This review originally appeared on CinemAbysmal here.
Arrival (2016) – Science Fiction | Drama
Directed by: Denis Villenueve
Starring: Amy Adams and Jeremy Renner
How I Watched: Theatres
Best Line: “Language is the first weapon drawn in a conflict.”
The events of the last two weeks have been rough on a lot of us. No matter which way you would like to slice it, the truth is that the world has fundamentally changed. Some of us are clinging to reality in a strange existential fog while others are sitting back and waiting to see what will happen. I’m not suggesting that writer Eric Heisserer and director Denis Villenueve saw the future when making Arrival, but I think it’s safe to suggest that they did a good job tapping into the anger, frustration and confusion floating like a cloud above our planet right now.
On the surface, Arrival is a pretty hard Sci-Fi film, borrowing elements from some of the most revered movies in the genre. For those who don’t know, the movie begins with an “arrival” as 12 mysterious and enormous objects suddenly appear across the globe without any apparent intentions. The US government enlists the help of language expert Louise Banks (Amy Adams) to perhaps obtain this intent. The film is unapologetic with its use of aliens and these are some of the better aliens I’ve ever seen. When it comes down to it though, Arrival is a pretty great drama.
Those that have seen Amy Adams in movies like Doubt, The Fighter and American Hustle know that she can handle herself in a dramatic role. This however, is something different. Adams absolutely owns this film, delivering an incredibly heartbreaking performance that is both devastating and thought-provoking in the most mind-fucking way possible. We’ve all seen Inception and we’ve all experienced the occasional Shyamalan twist, but what Arrival gives us is a whole new meaning to crazy.
I’ve only seen a couple of Villenueve’s movies (I haven’t seen Sicario yet – I know, I’m just the worst), but Prisoners rocked my world with its twist-filled darkness. Enemy with Jake Gylenhaal is probably more closely related to Arrival with its utterly bothersome climax. Something that Villenueve is definitely great at though, is using darkness to stun his audience. Like David Lynch, his movies are dark, muted and a bit relentless in the shock value.
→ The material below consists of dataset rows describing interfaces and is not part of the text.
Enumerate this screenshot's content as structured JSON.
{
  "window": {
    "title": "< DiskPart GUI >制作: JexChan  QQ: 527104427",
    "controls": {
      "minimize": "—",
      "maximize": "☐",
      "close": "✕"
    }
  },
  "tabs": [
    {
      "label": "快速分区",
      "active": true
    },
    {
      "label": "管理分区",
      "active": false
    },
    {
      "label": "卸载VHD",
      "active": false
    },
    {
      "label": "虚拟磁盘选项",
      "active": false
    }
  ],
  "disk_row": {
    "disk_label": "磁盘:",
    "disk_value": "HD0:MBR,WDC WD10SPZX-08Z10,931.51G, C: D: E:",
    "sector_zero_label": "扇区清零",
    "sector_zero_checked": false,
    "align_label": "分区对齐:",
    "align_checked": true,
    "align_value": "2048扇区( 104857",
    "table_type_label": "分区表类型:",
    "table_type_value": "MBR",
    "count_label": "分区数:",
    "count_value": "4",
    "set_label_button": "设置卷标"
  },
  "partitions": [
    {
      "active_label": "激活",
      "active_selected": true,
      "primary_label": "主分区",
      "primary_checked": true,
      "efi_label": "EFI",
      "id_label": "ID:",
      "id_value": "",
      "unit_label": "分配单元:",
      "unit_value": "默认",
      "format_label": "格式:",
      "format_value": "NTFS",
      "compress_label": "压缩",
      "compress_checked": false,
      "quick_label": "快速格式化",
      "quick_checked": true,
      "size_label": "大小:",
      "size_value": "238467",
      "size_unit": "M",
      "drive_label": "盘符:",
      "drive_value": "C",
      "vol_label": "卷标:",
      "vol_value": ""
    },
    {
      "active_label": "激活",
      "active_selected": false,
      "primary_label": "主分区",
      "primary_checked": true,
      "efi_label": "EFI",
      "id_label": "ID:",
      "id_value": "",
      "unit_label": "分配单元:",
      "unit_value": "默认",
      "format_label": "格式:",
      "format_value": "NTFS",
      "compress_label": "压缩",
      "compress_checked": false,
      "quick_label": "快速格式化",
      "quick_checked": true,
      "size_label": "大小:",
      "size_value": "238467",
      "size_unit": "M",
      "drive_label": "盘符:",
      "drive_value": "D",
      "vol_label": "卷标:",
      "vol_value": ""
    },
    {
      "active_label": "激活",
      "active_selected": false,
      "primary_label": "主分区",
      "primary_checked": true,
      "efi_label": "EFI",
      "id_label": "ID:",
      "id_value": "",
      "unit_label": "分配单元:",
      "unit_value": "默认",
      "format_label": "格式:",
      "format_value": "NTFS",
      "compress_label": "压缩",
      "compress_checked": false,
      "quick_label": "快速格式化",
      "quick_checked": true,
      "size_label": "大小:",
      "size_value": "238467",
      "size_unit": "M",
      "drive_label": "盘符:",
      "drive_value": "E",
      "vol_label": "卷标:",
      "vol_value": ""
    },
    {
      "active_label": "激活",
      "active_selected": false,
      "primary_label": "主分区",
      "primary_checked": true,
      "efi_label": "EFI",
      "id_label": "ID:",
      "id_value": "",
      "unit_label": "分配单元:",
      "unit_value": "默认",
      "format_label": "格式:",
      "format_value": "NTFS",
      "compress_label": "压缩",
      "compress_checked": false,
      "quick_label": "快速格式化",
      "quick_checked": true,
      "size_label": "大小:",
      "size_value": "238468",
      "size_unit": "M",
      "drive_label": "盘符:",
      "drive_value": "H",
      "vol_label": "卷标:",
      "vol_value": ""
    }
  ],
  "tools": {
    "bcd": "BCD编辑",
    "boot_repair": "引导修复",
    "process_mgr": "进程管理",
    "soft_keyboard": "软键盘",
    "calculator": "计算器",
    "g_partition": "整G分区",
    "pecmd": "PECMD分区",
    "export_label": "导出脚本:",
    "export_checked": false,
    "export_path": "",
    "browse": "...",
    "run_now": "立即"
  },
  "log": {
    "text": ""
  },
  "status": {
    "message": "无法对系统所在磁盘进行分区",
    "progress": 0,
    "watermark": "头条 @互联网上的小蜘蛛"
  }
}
There’s plenty of shock in Arrival so be prepared.
Speaking of shock, holy shit, the aliens. I won’t go too far into it, but the Lovecraftian brilliance that they put into these things was astounding. I talked to a friend last night that also saw the movie and he described them as “a big bucket of nope.” While I can see why someone would say that, I wanted to see more of them. Perhaps though, how Villenueve presented them was perfect, as their appearances did not take away from the incredible storyline either. However, if aliens frighten you, I’d stay away from this one.
The most important part of Arrival to me was the narrative concerning international relations. Amid the invasion, the countries in which a ship landed each investigated in the ships their own way. As the movie progresses, it becomes clear that each country does not agree on how these ships should be handled, which leads to an all-out international crisis. This hit way too close for home for me, as my fears for how the world is currently treating itself looked a lot like this. I know, I know, it’s a movie about aliens, but this really struck a chord in me that I was not expecting walking into the theater.
I was a little stunned to find as much meaning as I did from Arrival. While it’s a really cool science fiction movie about aliens making first contact, it cleverly delivers a statement about the shape the world is in right now. I enjoy the way Denis Villenueve works and absolutely expect Arrival to shake things up this awards season. Science-Fiction is not generally treated very well at the Academy, but movies that have something to say with relevance about us as a species generally do. So don’t be shocked when this one gets heaped up toward the top.
Final Score: 4/4
Similar Films: Enemy, Close Encounters of the Third Kind, War of the Worlds